4 min read
(This is a group essay my good friend Cesar and I did for our #edu106 class.... Enjoy this collaborative goodness!)
(P.S. Shout out to Google Docs... A great tool for collaborative group work...)
Andre Reyes, Cesar Escudero
GameFAQ’s and the Bigger Picture
For those who are not aware GameFAQ’s is an online forum that provides information on today’s video games and how to progress through them with peer guided ease. GameFAQ’s fan base consists of gamers and those who are more interested what makes a game, but the majority have a common purpose to help their fellow gamer with any particular part of a game that is rather complicated. The site (Gamefaqs.com) consist of boards and forums that are utilized by gamers, and at times, non-gamers alike. Content for these forum boards are constantly being posted and updated around the clock. With so many post being added to the numerous boards the site has to offer, many gamers have a chance to read over the comments and write back positive feedback. Other than the game being played, a variety of topics are discussed such as game mechanics, story/plot, graphic engines, etc. There are also boards dedicated towards non-gaming material as well; such as anime, movies, TV, etc. These types of discussions allow for gamers and non-gamers alike to find each other and discuss their common likes and interest all while discussing their common interest in more depth.

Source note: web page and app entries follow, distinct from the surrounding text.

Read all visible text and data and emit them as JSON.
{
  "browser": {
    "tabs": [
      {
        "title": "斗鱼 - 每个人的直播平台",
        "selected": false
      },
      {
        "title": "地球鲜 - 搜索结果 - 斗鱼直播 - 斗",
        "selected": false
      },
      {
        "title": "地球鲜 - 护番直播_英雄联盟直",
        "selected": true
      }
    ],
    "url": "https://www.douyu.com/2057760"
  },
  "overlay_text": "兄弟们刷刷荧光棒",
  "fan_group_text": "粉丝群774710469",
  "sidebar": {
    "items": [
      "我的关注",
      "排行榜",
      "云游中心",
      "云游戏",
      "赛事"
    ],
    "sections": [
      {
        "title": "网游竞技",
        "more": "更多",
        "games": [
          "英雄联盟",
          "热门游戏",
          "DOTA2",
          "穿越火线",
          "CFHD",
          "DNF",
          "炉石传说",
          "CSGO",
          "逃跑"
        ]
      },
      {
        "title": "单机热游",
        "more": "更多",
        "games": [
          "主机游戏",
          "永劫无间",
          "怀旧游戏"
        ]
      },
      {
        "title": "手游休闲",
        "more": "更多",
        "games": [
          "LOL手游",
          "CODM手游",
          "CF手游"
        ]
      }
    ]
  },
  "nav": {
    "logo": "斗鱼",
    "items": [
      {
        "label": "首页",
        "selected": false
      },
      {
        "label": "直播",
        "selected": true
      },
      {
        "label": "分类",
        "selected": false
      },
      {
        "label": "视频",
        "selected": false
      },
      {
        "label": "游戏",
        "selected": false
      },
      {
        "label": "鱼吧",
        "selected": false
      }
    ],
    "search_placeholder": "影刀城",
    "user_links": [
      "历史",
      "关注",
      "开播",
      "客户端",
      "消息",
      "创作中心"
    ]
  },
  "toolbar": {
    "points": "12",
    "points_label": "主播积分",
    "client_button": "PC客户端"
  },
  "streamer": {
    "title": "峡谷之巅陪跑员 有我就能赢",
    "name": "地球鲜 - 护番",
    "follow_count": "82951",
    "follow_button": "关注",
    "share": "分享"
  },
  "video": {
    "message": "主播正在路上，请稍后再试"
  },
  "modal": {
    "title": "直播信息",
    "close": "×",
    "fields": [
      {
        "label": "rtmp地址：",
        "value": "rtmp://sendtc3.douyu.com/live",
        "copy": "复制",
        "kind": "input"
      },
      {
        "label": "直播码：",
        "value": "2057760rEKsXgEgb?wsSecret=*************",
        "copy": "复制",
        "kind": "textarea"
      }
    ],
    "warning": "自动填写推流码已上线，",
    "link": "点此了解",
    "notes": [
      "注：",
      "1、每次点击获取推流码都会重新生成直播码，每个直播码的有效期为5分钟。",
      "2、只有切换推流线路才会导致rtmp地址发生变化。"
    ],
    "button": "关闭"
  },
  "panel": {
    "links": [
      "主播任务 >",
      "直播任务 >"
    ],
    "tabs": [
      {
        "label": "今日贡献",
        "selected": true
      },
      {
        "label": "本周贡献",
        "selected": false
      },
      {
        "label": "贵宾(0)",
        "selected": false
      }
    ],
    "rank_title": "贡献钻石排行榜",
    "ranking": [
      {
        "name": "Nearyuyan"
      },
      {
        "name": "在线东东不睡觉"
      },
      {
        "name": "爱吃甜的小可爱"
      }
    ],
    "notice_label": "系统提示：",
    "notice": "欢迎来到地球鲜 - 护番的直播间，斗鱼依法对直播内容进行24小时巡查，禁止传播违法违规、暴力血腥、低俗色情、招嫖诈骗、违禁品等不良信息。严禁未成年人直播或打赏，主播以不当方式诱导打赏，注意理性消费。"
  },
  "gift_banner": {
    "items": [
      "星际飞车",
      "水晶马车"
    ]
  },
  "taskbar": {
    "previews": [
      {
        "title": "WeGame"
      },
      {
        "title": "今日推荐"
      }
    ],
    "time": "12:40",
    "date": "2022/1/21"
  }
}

Peer support is an essential key to the forum boards. Majority of publishers on GameFAQ’s are masters at gaming and thus they impart their wisdom onto novice players or more popularly known as ‘noobs’. The relationship is like that of a student and master; where the student tries to duplicate similar tactics of the master who is the original creator of the tricks. These types of forum discussions are filled with opinionated people who debate the quality of a game, walkthrough, tip/trick, etc. This creates two-sided debates where everyone displays their point of view to see whose resolve is stronger. These types of discussions and debates are also valuable input for game developers to try and make better games. This all stemming from GameFAQ’s original intent in having veteran gamers assist other players with in-game challenges.
When it comes to publishing content on the site there are no restrictions. Any valuable input is worth putting on the site. All comers are welcomed to GameFAQ’s and are welcomed to take advantage of all that the site has to offer. One feature GameFAQ’s offers is the ability for veteran gamers to record their gameplay and publish it for all to see. This allows for step-by-step instructions, via a visual guide, that allows for learning to occur within ‘noobs’ .
The community is also rather large. With games of today becoming rather complex, gamers need all the help they can get in defeating certain levels, bosses, goals,etc. “Squad” and “clan” based connection is an essential element towards accomplishing these gamer goals. Gamers can meet on GameFAQ’s as part of an online community where they support each other and then expand that connection onto all gaming platforms.
GameFAQ’s is the ultimate peer-to-peer, collaborative environment ! With boards directed specifically towards gaming and other boards for other interest, GameFAQ’s is a great example of how society is now conducting modern collaberative learning amongst ourselves.